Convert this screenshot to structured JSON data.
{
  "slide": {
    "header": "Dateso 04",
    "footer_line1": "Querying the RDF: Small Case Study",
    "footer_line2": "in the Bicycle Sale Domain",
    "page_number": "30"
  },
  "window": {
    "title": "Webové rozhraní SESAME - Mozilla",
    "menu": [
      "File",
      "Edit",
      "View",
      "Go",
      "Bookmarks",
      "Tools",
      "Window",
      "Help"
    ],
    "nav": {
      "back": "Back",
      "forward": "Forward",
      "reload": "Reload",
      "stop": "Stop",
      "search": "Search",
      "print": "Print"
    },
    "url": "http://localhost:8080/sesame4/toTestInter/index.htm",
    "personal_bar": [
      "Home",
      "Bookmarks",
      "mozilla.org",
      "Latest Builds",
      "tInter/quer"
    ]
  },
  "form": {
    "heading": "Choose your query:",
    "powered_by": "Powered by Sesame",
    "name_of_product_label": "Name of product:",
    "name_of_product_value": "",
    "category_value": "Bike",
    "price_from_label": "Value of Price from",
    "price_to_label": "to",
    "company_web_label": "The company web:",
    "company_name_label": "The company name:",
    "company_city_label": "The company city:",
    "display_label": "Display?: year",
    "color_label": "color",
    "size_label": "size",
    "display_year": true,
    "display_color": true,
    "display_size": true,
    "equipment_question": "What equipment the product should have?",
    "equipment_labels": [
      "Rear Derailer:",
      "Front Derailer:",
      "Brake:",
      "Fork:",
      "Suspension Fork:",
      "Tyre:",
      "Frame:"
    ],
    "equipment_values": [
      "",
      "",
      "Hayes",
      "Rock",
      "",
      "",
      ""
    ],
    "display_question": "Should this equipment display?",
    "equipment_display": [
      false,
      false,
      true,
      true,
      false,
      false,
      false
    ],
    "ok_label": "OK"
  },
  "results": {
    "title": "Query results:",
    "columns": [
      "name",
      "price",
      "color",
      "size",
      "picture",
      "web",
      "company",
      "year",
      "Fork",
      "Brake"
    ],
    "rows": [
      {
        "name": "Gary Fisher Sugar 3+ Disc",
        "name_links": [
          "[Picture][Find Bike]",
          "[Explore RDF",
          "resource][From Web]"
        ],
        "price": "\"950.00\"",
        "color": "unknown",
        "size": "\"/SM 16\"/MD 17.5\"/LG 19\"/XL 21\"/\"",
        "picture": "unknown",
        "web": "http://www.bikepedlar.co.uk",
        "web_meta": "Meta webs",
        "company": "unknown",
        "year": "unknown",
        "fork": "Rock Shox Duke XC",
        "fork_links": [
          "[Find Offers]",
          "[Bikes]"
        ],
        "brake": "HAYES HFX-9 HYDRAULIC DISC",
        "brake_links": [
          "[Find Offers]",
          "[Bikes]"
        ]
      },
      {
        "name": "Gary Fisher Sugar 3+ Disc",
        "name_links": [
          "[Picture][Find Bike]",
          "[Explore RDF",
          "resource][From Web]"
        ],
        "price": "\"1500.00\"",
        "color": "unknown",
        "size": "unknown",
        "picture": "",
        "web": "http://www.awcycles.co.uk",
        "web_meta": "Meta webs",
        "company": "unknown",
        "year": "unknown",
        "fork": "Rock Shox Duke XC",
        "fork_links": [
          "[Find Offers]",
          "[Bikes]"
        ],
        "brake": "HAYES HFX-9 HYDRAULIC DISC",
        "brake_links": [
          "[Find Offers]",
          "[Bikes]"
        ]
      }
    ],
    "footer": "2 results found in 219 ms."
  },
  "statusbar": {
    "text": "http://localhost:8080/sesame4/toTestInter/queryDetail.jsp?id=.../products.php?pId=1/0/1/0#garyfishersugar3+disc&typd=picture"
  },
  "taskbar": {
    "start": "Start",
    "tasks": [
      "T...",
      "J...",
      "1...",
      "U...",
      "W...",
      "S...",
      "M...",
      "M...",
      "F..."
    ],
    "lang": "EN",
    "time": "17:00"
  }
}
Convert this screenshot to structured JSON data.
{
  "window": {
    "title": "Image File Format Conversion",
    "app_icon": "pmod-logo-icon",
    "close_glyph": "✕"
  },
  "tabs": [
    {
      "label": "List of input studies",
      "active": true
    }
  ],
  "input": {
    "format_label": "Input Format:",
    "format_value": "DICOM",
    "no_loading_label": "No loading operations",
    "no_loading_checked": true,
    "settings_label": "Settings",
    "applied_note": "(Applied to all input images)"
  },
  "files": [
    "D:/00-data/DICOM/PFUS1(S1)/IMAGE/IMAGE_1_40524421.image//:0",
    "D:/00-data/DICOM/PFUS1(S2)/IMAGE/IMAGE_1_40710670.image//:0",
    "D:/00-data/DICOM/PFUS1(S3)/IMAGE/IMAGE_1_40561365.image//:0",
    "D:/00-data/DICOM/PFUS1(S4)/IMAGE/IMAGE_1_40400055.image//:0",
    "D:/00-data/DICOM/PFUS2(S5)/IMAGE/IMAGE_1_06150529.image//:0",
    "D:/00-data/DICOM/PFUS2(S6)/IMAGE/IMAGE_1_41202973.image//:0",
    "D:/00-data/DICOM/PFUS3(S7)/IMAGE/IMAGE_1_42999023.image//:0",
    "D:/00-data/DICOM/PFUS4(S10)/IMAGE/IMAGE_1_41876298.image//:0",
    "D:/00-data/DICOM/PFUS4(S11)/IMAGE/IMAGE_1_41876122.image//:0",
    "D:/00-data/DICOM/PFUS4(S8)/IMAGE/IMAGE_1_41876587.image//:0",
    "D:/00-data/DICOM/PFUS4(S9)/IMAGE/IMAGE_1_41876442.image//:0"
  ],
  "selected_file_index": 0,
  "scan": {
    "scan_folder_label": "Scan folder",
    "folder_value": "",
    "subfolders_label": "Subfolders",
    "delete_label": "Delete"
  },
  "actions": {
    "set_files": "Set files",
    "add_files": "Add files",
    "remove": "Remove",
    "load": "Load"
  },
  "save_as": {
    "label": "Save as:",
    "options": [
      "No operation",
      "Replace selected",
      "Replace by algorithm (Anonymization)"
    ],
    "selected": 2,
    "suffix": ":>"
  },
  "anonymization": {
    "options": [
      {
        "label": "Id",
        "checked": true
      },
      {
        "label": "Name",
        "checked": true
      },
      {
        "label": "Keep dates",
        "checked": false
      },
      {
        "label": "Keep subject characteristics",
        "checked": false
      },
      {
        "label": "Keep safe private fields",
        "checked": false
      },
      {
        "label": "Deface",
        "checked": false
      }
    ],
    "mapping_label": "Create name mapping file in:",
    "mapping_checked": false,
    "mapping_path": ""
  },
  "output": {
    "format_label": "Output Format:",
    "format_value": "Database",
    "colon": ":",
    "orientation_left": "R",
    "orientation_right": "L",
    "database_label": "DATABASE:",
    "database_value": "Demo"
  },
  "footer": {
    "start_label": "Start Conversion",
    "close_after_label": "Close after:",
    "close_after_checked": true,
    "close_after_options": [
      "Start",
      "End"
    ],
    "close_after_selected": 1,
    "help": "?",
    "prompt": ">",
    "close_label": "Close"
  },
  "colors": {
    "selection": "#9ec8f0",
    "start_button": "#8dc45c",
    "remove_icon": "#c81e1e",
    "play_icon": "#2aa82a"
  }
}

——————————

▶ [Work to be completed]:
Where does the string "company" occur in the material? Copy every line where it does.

▶ [Final answer]:
    "company_web_label": "The company web:",
    "company_name_label": "The company name:",
    "company_city_label": "The company city:",
      "company",
        "company": "unknown",
        "company": "unknown",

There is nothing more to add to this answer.